9. A cyclic system :lor heating liquids Coniprising the steps of introducing 'the liquid lo 'pass in a struighbline lineal low lo en energy source, converting the lineal of the liquid at the energy source to spinning spirel roletion, conserving a portion oi 'lhe unspenfi; energy of elle spinning liquid loy recireulelion9 adding the conserved energy to (Llfie linee-il flow portion of the Cyclic stream., end removing e portion of the liquid lWhile healing Irhe outer surface of the liquid loody.
A l0. A cyclic system for healing liquids com prising elle steps oi inirodueing {3h-e liquid :to pass in a straight-line lineel ilow to en energy Source, converting the lineal llorv oi liquid at the energy Source 'lo spinning spiral rotation, conserving a portion ol3 the unspenl; energy of tlie spinning liquid loy recirculation of a major portion thereof end adding ille conserved energy to the lineal Elow portion of the cyclic stream, and removing e niinor portion of the liquid While healing the outer surface oi the spinning liquid loody.
CHARLES WALCOTT STRATFRD.
US153903A 1926-12-10 1926-12-10 Method of heating fluids and apparatus used therefor Expired - Lifetime US1779199A (en)

Priority Applications (1)

Application Number Priority Date Filing Date Title
US153903A US1779199A (en) 1926-12-10 1926-12-10 Method of heating fluids and apparatus used therefor

Applications Claiming Priority (1)

Application Number Priority Date Filing Date Title
US153903A US1779199A (en) 1926-12-10 1926-12-10 Method of heating fluids and apparatus used therefor

Publications (1)

Publication Number Publication Date
US1779199A true US1779199A (en) 1930-10-21

Family

ID=22549204

Family Applications (1)

Application Number Title Priority Date Filing Date
US153903A Expired - Lifetime US1779199A (en) 1926-12-10 1926-12-10 Method of heating fluids and apparatus used therefor

Country Status (1)

Country Link
US (1) US1779199A (en)

Similar Documents

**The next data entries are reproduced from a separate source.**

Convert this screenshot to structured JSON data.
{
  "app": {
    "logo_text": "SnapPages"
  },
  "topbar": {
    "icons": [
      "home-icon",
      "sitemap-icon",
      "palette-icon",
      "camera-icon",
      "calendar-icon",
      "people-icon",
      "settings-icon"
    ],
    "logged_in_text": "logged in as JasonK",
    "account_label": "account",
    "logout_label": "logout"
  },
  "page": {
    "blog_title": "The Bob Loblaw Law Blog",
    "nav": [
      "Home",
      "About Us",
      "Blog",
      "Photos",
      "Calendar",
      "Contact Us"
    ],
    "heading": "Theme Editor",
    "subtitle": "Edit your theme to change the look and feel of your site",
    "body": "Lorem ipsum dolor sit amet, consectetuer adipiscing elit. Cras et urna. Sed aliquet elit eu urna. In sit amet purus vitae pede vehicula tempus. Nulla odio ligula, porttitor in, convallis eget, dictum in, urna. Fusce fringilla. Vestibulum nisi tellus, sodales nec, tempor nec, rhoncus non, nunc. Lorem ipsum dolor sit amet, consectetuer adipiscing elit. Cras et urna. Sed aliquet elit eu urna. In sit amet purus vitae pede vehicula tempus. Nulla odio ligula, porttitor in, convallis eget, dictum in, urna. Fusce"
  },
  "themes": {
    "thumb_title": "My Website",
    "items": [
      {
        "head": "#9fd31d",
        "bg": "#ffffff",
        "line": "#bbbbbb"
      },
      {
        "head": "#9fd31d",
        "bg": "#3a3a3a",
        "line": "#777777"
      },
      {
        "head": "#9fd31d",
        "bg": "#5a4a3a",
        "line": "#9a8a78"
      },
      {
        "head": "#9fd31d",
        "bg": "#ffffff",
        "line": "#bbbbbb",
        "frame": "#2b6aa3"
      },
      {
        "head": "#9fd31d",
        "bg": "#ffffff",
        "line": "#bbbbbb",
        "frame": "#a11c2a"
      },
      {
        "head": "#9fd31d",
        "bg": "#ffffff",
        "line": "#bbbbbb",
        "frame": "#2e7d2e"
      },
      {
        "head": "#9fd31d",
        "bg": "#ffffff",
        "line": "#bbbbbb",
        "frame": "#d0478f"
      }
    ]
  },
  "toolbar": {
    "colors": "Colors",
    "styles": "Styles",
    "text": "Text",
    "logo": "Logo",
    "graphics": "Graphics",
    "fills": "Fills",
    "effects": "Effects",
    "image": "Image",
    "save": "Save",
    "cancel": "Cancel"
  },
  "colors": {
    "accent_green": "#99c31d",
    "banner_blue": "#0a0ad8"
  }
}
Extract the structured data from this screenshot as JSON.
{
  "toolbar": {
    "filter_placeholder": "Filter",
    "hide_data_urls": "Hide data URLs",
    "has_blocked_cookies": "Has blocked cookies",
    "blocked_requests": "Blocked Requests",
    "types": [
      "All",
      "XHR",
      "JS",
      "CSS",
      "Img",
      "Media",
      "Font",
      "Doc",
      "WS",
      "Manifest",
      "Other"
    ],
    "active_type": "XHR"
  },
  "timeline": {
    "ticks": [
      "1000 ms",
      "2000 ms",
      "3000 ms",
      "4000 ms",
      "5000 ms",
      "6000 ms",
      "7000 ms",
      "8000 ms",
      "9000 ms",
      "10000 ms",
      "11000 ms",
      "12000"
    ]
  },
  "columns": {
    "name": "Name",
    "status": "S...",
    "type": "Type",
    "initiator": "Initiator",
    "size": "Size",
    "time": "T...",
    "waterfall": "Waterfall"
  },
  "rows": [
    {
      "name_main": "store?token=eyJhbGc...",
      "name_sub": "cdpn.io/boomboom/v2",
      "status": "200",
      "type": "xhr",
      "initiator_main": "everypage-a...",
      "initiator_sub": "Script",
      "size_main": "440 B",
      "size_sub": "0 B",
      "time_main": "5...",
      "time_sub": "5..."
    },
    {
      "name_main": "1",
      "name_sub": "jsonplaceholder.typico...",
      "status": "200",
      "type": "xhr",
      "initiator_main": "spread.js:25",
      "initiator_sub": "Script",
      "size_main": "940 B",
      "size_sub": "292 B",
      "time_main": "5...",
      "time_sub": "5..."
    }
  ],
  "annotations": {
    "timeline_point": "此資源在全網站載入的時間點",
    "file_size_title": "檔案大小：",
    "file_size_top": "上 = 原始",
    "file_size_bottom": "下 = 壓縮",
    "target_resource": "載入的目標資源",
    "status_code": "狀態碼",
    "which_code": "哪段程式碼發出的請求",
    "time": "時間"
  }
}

Publication Publication Date Title
RU2301250C1 (en) Hydrocarbon feedstock distillation process and plant
US1732805A (en) Method of heat treating hydrocarbon oil
US1447297A (en) Process for the combined solvent and destructive distillation treatment of oil containing earthy material
US1779199A (en) Method of heating fluids and apparatus used therefor
US1357278A (en) Apparatus for the treatment of hydrocarbon oils
US1886621A (en) Cracking still and process
US1838266A (en) Retort or heater for use in heating liquids
US1896986A (en) Process and apparatus for cracking hydrocarbons
US1675347A (en) Apparatus for boiling or raising the temperature of water and other liquids
US2133070A (en) Process for manufacturing motor fuels
US1923016A (en) Process and apparatus for treating hydrocarbons
US2065619A (en) Oil purification and fractionation and apparatus for same
US1550607A (en) Process for treating petroleum oil
US1530091A (en) Method and apparatus for cracking and distilling oils
US1558811A (en) Process for condensing vapors
US2045114A (en) Vapor phase cracking apparatus
US1936298A (en) Treating hydrocarbon oils
US2105820A (en) Tube still
US1485565A (en) Apparatus for converting heavy hydrocarbons into lighter hydrocarbons
US1981572A (en) Method of heat treating hydrocarbon oil
US1526907A (en) Process of making gasoline from crude mineral oil
US1616521A (en) Method of cracking oil
US1428338A (en) Apparatus for cracking hydrocarbon oils
US1672668A (en) Apparatus for treating hydrocarbon oils
US1624889A (en) Method of treating hydrocarbons